|Edward Jenner by James Northcote|
As a boy growing up in Berkeley, Jenner had long been aware of a country tale telling that milkmaids who had been infected with cowpox never fell prey to the virulent disease of smallpox that killed so many in the Georgian era. Cowpox was a skin irritation that was far from fatal and Jenner found himself contemplating how this might be used to protect against smallpox, an infection that proved so deadly amongst children. Vaccinations using cowpox-infected material had been carried out in small numbers in Europe already but the experiments, research and findings had not been collected until Jenner set to work.

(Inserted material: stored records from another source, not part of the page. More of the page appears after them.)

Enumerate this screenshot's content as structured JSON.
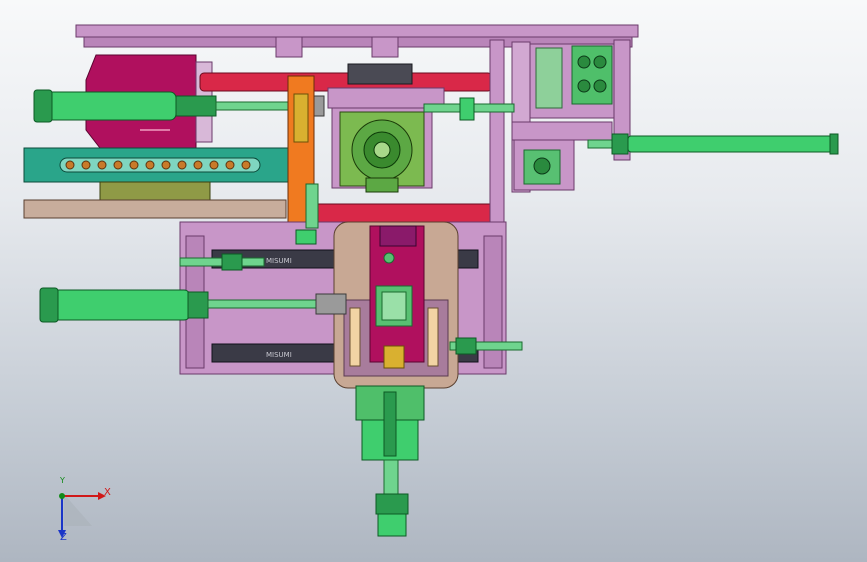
{
  "window": {
    "width": 867,
    "height": 562
  },
  "viewport": {
    "background_top": "#f8f9fa",
    "background_bottom": "#aeb6c1",
    "content": "cad-assembly-top-view"
  },
  "triad": {
    "x_label": "X",
    "y_label": "Y",
    "z_label": "Z",
    "x_color": "#d01818",
    "y_color": "#128a18",
    "z_color": "#1a35c8"
  },
  "part_labels": {
    "rail_upper": "MISUMI",
    "rail_lower": "MISUMI"
  },
  "palette": {
    "frame": "#c896c8",
    "frame_dark": "#8a4e8a",
    "magenta": "#b0105e",
    "cylinder_green": "#3fce6e",
    "cylinder_dark": "#168a3c",
    "red_rod": "#d92848",
    "teal_plate": "#2aa58a",
    "olive": "#8f9a46",
    "tan": "#f2d4a4",
    "beige_plate": "#c8ad9c",
    "orange": "#f07a20"
  }
}
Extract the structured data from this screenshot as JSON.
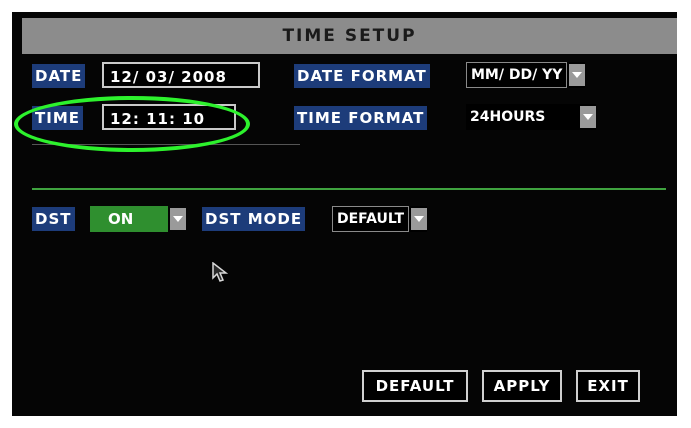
{
  "title": "TIME SETUP",
  "date": {
    "label": "DATE",
    "value": "12/ 03/ 2008"
  },
  "time": {
    "label": "TIME",
    "value": "12: 11: 10"
  },
  "date_format": {
    "label": "DATE FORMAT",
    "value": "MM/ DD/ YY"
  },
  "time_format": {
    "label": "TIME FORMAT",
    "value": "24HOURS"
  },
  "dst": {
    "label": "DST",
    "value": "ON"
  },
  "dst_mode": {
    "label": "DST MODE",
    "value": "DEFAULT"
  },
  "buttons": {
    "default": "DEFAULT",
    "apply": "APPLY",
    "exit": "EXIT"
  },
  "colors": {
    "title_bar": "#8c8c8c",
    "label_bg": "#1d3c7a",
    "divider": "#3fa33f",
    "dst_on_bg": "#2f8f2f",
    "highlight_ring": "#2df22d"
  },
  "icons": {
    "dropdown": "chevron-down-icon",
    "cursor": "mouse-pointer-icon"
  }
}
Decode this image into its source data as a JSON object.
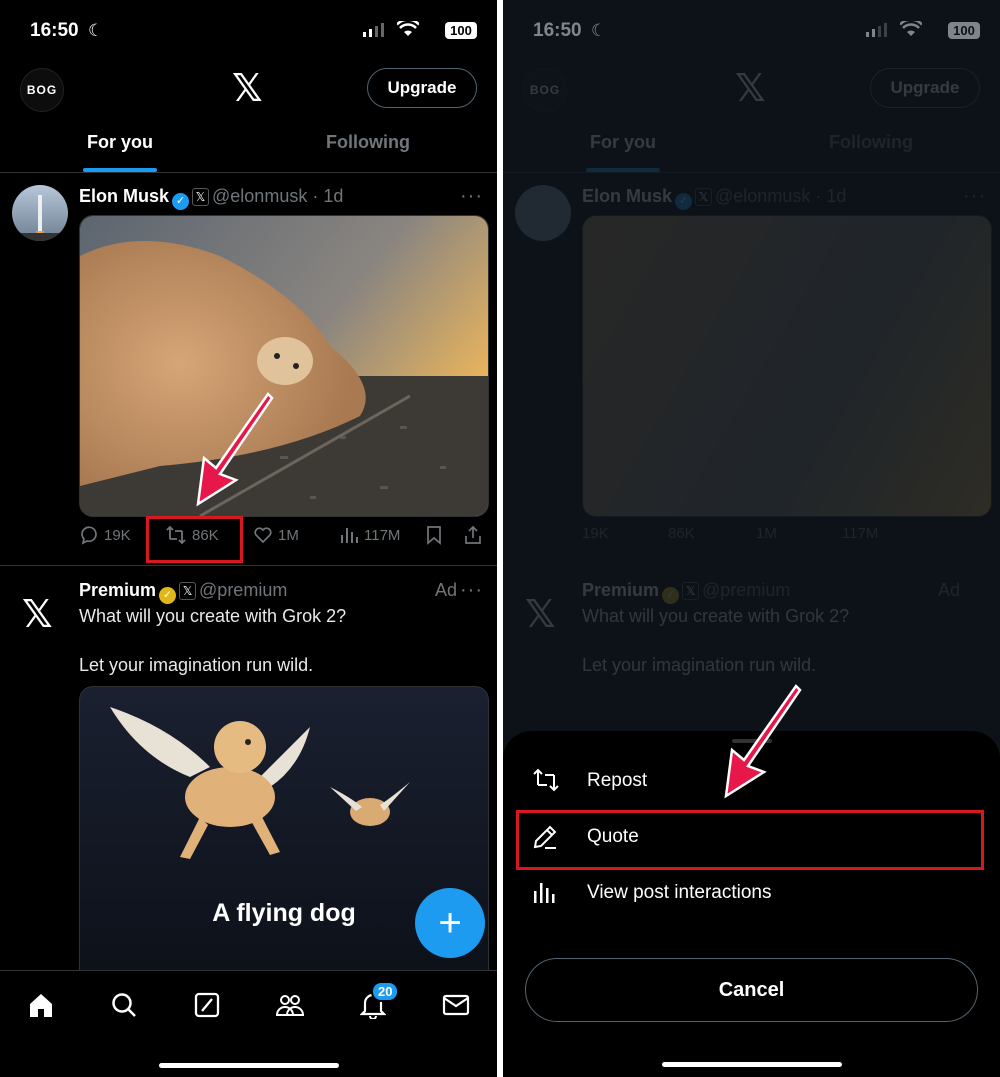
{
  "status": {
    "time": "16:50",
    "battery": "100"
  },
  "header": {
    "logo_text": "BOG",
    "logo_accent": "G",
    "x_logo": "𝕏",
    "upgrade_label": "Upgrade"
  },
  "tabs": [
    {
      "label": "For you",
      "active": true
    },
    {
      "label": "Following",
      "active": false
    }
  ],
  "post1": {
    "name": "Elon Musk",
    "handle": "@elonmusk · 1d",
    "more": "···",
    "media_description_color": "#c79a6a",
    "actions": {
      "replies": "19K",
      "reposts": "86K",
      "likes": "1M",
      "views": "117M"
    }
  },
  "post2": {
    "name": "Premium",
    "handle": "@premium",
    "ad_label": "Ad",
    "more": "···",
    "line1": "What will you create with Grok 2?",
    "line2": "Let your imagination run wild.",
    "media_caption": "A flying dog"
  },
  "fab_label": "+",
  "nav": {
    "notifications_badge": "20"
  },
  "sheet": {
    "items": [
      {
        "label": "Repost",
        "icon": "repost-icon"
      },
      {
        "label": "Quote",
        "icon": "pencil-icon"
      },
      {
        "label": "View post interactions",
        "icon": "bar-chart-icon"
      }
    ],
    "cancel_label": "Cancel"
  },
  "colors": {
    "accent": "#1d9bf0",
    "highlight": "#d71820",
    "arrow": "#e8174a",
    "gold": "#e2b719"
  }
}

Inspiration struck in spring 1796 when milkmaid Sarah Nelmes came to visit the doctor with a rash on her hand, fearing that it might be the dreaded smallpox. Instead, Jenner diagnosed Nelmes with cowpox and asked if he might take a sample of the pus from one of her blisters. She readily agreed and the scraping was taken. Now there was only the matter of finding someone willing to test the theory and for this he enlisted eight year old James Phipps, the son of his gardener.

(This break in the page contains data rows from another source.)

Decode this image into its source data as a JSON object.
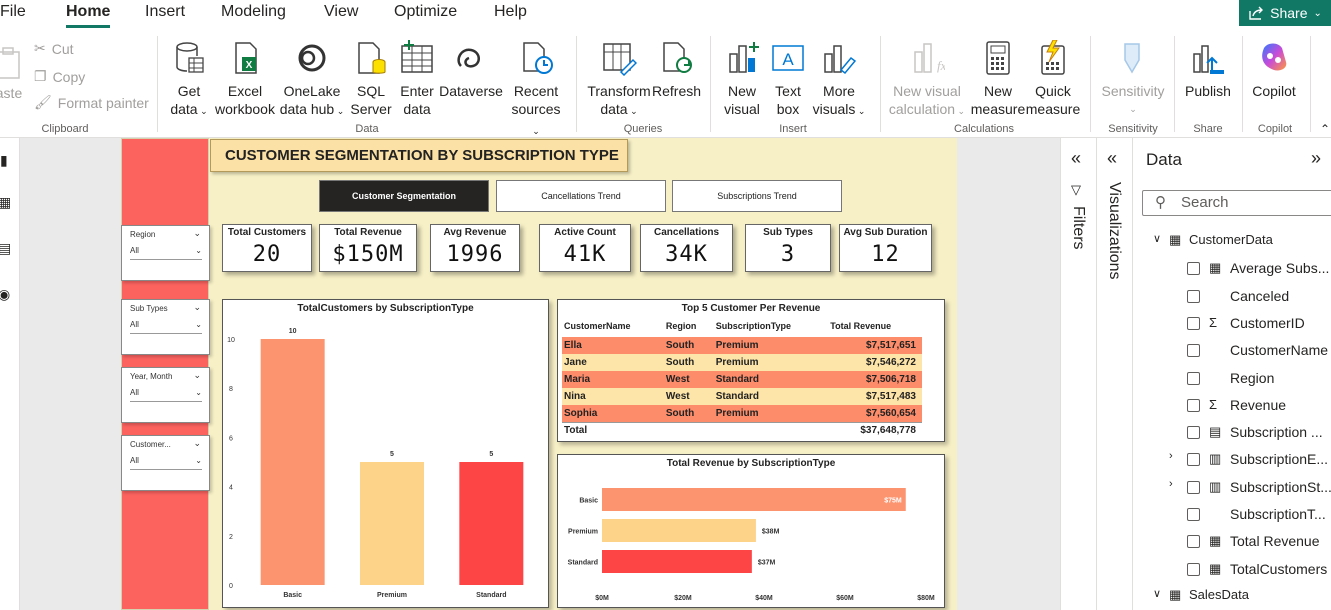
{
  "menu": {
    "file": "File",
    "home": "Home",
    "insert": "Insert",
    "modeling": "Modeling",
    "view": "View",
    "optimize": "Optimize",
    "help": "Help",
    "share": "Share"
  },
  "ribbon": {
    "clipboard": {
      "paste": "aste",
      "cut": "Cut",
      "copy": "Copy",
      "format_painter": "Format painter",
      "group": "Clipboard"
    },
    "data": {
      "get_data": [
        "Get",
        "data"
      ],
      "excel": [
        "Excel",
        "workbook"
      ],
      "onelake": [
        "OneLake",
        "data hub"
      ],
      "sql": [
        "SQL",
        "Server"
      ],
      "enter": [
        "Enter",
        "data"
      ],
      "dataverse": "Dataverse",
      "recent": [
        "Recent",
        "sources"
      ],
      "group": "Data"
    },
    "queries": {
      "transform": [
        "Transform",
        "data"
      ],
      "refresh": "Refresh",
      "group": "Queries"
    },
    "insert": {
      "new_visual": [
        "New",
        "visual"
      ],
      "text_box": [
        "Text",
        "box"
      ],
      "more_visuals": [
        "More",
        "visuals"
      ],
      "group": "Insert"
    },
    "calculations": {
      "new_visual_calc": [
        "New visual",
        "calculation"
      ],
      "new_measure": [
        "New",
        "measure"
      ],
      "quick_measure": [
        "Quick",
        "measure"
      ],
      "group": "Calculations"
    },
    "sensitivity": {
      "label": "Sensitivity",
      "group": "Sensitivity"
    },
    "share": {
      "publish": "Publish",
      "group": "Share"
    },
    "copilot": {
      "label": "Copilot",
      "group": "Copilot"
    }
  },
  "report": {
    "title": "CUSTOMER SEGMENTATION BY SUBSCRIPTION TYPE",
    "nav_buttons": [
      "Customer Segmentation",
      "Cancellations Trend",
      "Subscriptions Trend"
    ],
    "kpis": [
      {
        "label": "Total Customers",
        "value": "20"
      },
      {
        "label": "Total Revenue",
        "value": "$150M"
      },
      {
        "label": "Avg Revenue",
        "value": "1996"
      },
      {
        "label": "Active Count",
        "value": "41K"
      },
      {
        "label": "Cancellations",
        "value": "34K"
      },
      {
        "label": "Sub Types",
        "value": "3"
      },
      {
        "label": "Avg Sub Duration",
        "value": "12"
      }
    ],
    "slicers": [
      {
        "title": "Region",
        "value": "All"
      },
      {
        "title": "Sub Types",
        "value": "All"
      },
      {
        "title": "Year, Month",
        "value": "All"
      },
      {
        "title": "Customer...",
        "value": "All"
      }
    ],
    "table": {
      "title": "Top 5 Customer Per Revenue",
      "headers": [
        "CustomerName",
        "Region",
        "SubscriptionType",
        "Total Revenue"
      ],
      "rows": [
        [
          "Ella",
          "South",
          "Premium",
          "$7,517,651"
        ],
        [
          "Jane",
          "South",
          "Premium",
          "$7,546,272"
        ],
        [
          "Maria",
          "West",
          "Standard",
          "$7,506,718"
        ],
        [
          "Nina",
          "West",
          "Standard",
          "$7,517,483"
        ],
        [
          "Sophia",
          "South",
          "Premium",
          "$7,560,654"
        ]
      ],
      "total_label": "Total",
      "total_value": "$37,648,778"
    }
  },
  "chart_data": [
    {
      "type": "bar",
      "title": "TotalCustomers by SubscriptionType",
      "categories": [
        "Basic",
        "Premium",
        "Standard"
      ],
      "values": [
        10,
        5,
        5
      ],
      "data_labels": [
        "10",
        "5",
        "5"
      ],
      "ylim": [
        0,
        10
      ],
      "yticks": [
        0,
        2,
        4,
        6,
        8,
        10
      ],
      "colors": [
        "#fd9470",
        "#fdd289",
        "#fd4545"
      ]
    },
    {
      "type": "bar",
      "orientation": "horizontal",
      "title": "Total Revenue by SubscriptionType",
      "categories": [
        "Basic",
        "Premium",
        "Standard"
      ],
      "values": [
        75,
        38,
        37
      ],
      "data_labels": [
        "$75M",
        "$38M",
        "$37M"
      ],
      "xlim": [
        0,
        80
      ],
      "xticks": [
        "$0M",
        "$20M",
        "$40M",
        "$60M",
        "$80M"
      ],
      "colors": [
        "#fd9470",
        "#fdd289",
        "#fd4545"
      ]
    }
  ],
  "panes": {
    "filters": "Filters",
    "visualizations": "Visualizations",
    "data": "Data",
    "search_placeholder": "Search"
  },
  "fields": [
    {
      "name": "CustomerData",
      "kind": "table"
    },
    {
      "name": "Average Subs...",
      "kind": "measure"
    },
    {
      "name": "Canceled",
      "kind": "plain"
    },
    {
      "name": "CustomerID",
      "kind": "sum"
    },
    {
      "name": "CustomerName",
      "kind": "plain"
    },
    {
      "name": "Region",
      "kind": "plain"
    },
    {
      "name": "Revenue",
      "kind": "sum"
    },
    {
      "name": "Subscription ...",
      "kind": "calendar"
    },
    {
      "name": "SubscriptionE...",
      "kind": "hier"
    },
    {
      "name": "SubscriptionSt...",
      "kind": "hier"
    },
    {
      "name": "SubscriptionT...",
      "kind": "plain"
    },
    {
      "name": "Total Revenue",
      "kind": "measure"
    },
    {
      "name": "TotalCustomers",
      "kind": "measure"
    },
    {
      "name": "SalesData",
      "kind": "table"
    }
  ],
  "colors": {
    "accent": "#117865",
    "page_bg": "#f7f0c6",
    "red_bar": "#fc635f"
  }
}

|Edward Jenner vaccinating James Phipps, a boy of eight, on May 14, 1796 by Gaston Mélingue|
On 14th May 1796 the material taken from Nelmes was introduced into Phipps by way of small cuts on the boy's arms. Once he had exhibited and recovered from the symptoms of cowpox, Jenner variolated the boy, rubbing smallpox-infected material into the same small cuts. No doubt this was a very stressful time for the child and all who cared for him and as the hours ticked by they watched anxiously for any signs of infection. In fact, aside from a few light symptoms of fever, Phipps survived both this vaccination and many subsequent similar experiments. Jenner's theory had been proved and he set to work documenting and publishing his research.

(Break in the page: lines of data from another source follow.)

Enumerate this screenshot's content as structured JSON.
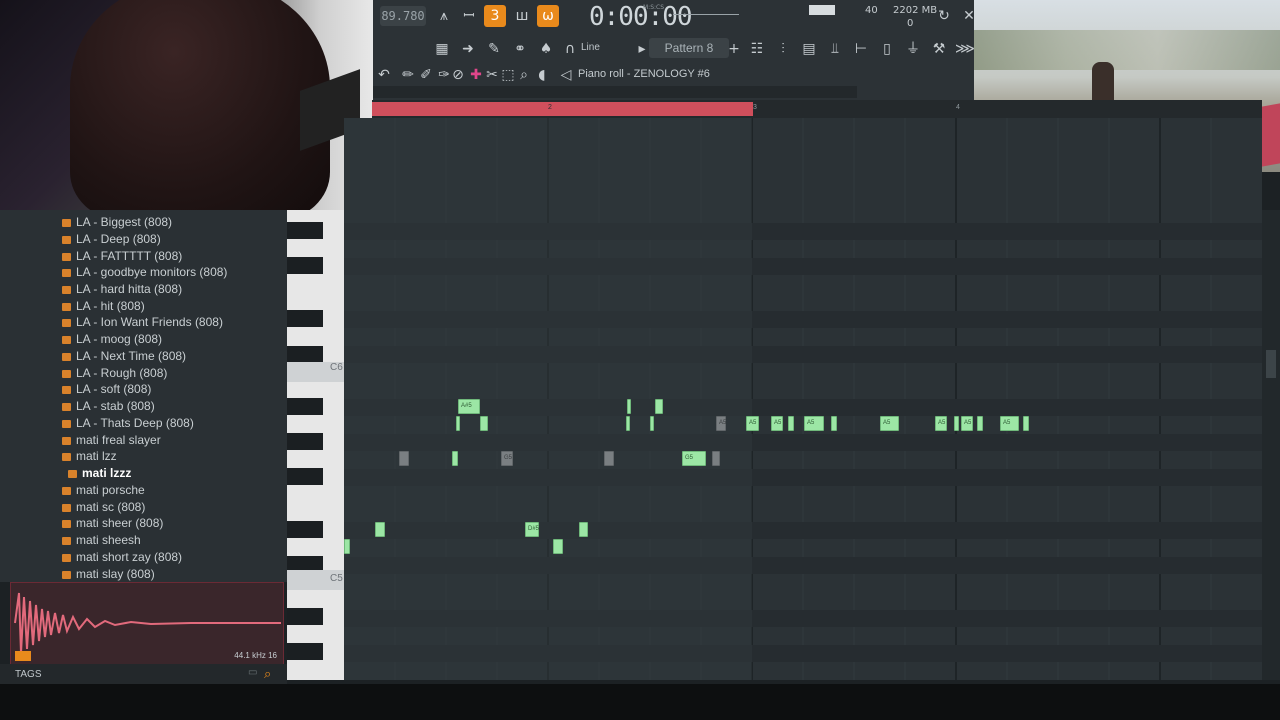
{
  "toolbar": {
    "tempo": "89.780",
    "time": "0:00:00",
    "time_units": "M:S:CS",
    "cpu": "40",
    "memory": "2202 MB",
    "voices": "0",
    "snap": "Line",
    "pattern": "Pattern 8",
    "piano_roll_title": "Piano roll - ZENOLOGY #6"
  },
  "timeline": {
    "bar2": "2",
    "bar3": "3",
    "bar4": "4"
  },
  "browser": {
    "items": [
      "LA - Biggest (808)",
      "LA - Deep (808)",
      "LA - FATTTTT (808)",
      "LA - goodbye monitors (808)",
      "LA - hard hitta (808)",
      "LA - hit (808)",
      "LA - Ion Want Friends (808)",
      "LA - moog (808)",
      "LA - Next Time (808)",
      "LA - Rough (808)",
      "LA - soft (808)",
      "LA - stab (808)",
      "LA - Thats Deep (808)",
      "mati freal slayer",
      "mati lzz",
      "mati lzzz",
      "mati porsche",
      "mati sc (808)",
      "mati sheer (808)",
      "mati sheesh",
      "mati short zay (808)",
      "mati slay (808)"
    ]
  },
  "sample_info": "44.1 kHz 16",
  "tags_label": "TAGS",
  "keys": {
    "c6": "C6",
    "c5": "C5"
  },
  "notes": {
    "a5": "A5",
    "g5": "G5",
    "d5s": "D#5",
    "a5s": "A#5"
  },
  "colors": {
    "accent": "#e98a1c",
    "note": "#9ce6a5",
    "loop": "#d04f5c"
  }
}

Jenner encountered plenty of opposition to his new method, particularly from those who questioned the morality of using bovine material in humans and the doctors who made a living from variolation and had no interest in vaccination. He was not to be deterred though and became the spokesman for the cowpox method, with the vaccination method first tried on James Phipps eventually becoming the standard treatment to guard against smallpox.
|Dr Jenner performing his first vaccination on James Phipps, a boy of age 8. May 14th, 1796 by Ernest Board, 1910|
Jenner enjoyed plaudits and decoration for his work and in turn he awarded the adult Phipps and his family with a cottage in recognition of the part he had played in this most important series of experiments.